Framed: 29 x 53 inches
Stephen Hannock, labeled a neo-romantic and contemporary luminist, is well-known for his powerful landscapes whose surfaces shimmer with light. The artist achieves this effect by ‘polishing’ the surface of the canvas as he works, using fine sandpaper on the surface of the canvas after each layer of paint is dry. Hannock starts his compositions with a sketch with gouache. This sketch helps him decide where the luminosity should be applied. Once he has decided where the light should come from, he decides on the tone of the painting and then adds the proper underpainting. Hannock uses a spontaneous process of successively layering paint and then polishing with a power sander. While his paintings have a photographic quality to them, it is interesting to note that Hannock does not use photographs for reference while painting even though he paints entirely in his studio. Hannock frequently spent time in a boat on the river. He would watch how the light changed over the water. These experiences influenced the composition of many of his paintings which don’t always have a foreground. Landscape has become his predominant motif and he frequently revisits compositions. These recognizable, yet manipulated and symbolic landscapes, have remained the focus of his art, and his mastery of technique has resulted in pictures that appear to glow from within. Through his compositional minimalism, he is able to explore into the effects of light and to render mood in his paintings.
Stephen Hannock was born in Albany, New York, in 1951. From 1971 to 1986 he lived in Northampton, Massachusetts, where he was apprenticed to Leonard Baskin until 1975. He currently lives in New York City.

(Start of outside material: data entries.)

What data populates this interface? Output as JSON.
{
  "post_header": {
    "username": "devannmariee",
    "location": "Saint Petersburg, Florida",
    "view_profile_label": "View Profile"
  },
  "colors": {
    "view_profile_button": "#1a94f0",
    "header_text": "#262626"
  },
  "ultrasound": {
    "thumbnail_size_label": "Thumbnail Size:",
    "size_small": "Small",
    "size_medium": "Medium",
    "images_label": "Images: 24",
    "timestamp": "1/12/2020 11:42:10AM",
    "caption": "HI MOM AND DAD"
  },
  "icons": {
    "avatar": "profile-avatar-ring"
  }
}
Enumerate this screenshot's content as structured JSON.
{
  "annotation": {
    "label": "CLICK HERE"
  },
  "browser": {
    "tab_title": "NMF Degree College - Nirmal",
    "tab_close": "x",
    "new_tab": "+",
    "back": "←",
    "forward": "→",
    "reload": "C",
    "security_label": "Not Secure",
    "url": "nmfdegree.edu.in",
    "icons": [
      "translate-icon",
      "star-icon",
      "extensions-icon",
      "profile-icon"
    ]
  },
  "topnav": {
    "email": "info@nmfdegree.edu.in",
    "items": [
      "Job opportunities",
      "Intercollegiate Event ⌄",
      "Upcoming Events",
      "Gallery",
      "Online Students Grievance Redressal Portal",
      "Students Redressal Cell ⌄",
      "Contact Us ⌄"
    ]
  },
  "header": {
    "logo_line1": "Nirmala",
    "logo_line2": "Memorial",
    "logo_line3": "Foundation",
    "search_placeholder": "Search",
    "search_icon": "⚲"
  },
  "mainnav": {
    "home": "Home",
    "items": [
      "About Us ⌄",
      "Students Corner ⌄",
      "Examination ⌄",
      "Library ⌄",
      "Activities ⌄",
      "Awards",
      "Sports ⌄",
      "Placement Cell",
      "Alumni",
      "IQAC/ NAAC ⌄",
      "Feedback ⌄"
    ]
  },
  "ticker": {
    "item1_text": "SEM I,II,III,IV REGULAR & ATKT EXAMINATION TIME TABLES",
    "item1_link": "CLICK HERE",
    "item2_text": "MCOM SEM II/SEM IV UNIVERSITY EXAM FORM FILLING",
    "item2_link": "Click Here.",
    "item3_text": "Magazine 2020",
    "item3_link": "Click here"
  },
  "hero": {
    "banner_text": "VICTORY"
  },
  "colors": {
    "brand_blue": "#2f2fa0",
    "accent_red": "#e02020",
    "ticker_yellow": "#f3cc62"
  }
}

Stephen Hannock’s Oxbow paintings—so named for the curvilinear shapes of the rivers they depict—are his most sought-after and desirable pieces. His piece The Oxbow: After Church, After Cole, Flooded (Flooded River for the Matriarchs E. & A. Mongan), Green Light resides in the collection of the Metropolitan Museum of Art. Obvious in Hannock’s work (and often his titles) is the influence of the Luminists and Hudson River School, whose tradition he has translated into his own modern iteration. Many of Hannock’s landscapes originate in his imagination, while others are representations of real places.
Winston Wächter Fine Art, Seattle, WA
Private Collection, MS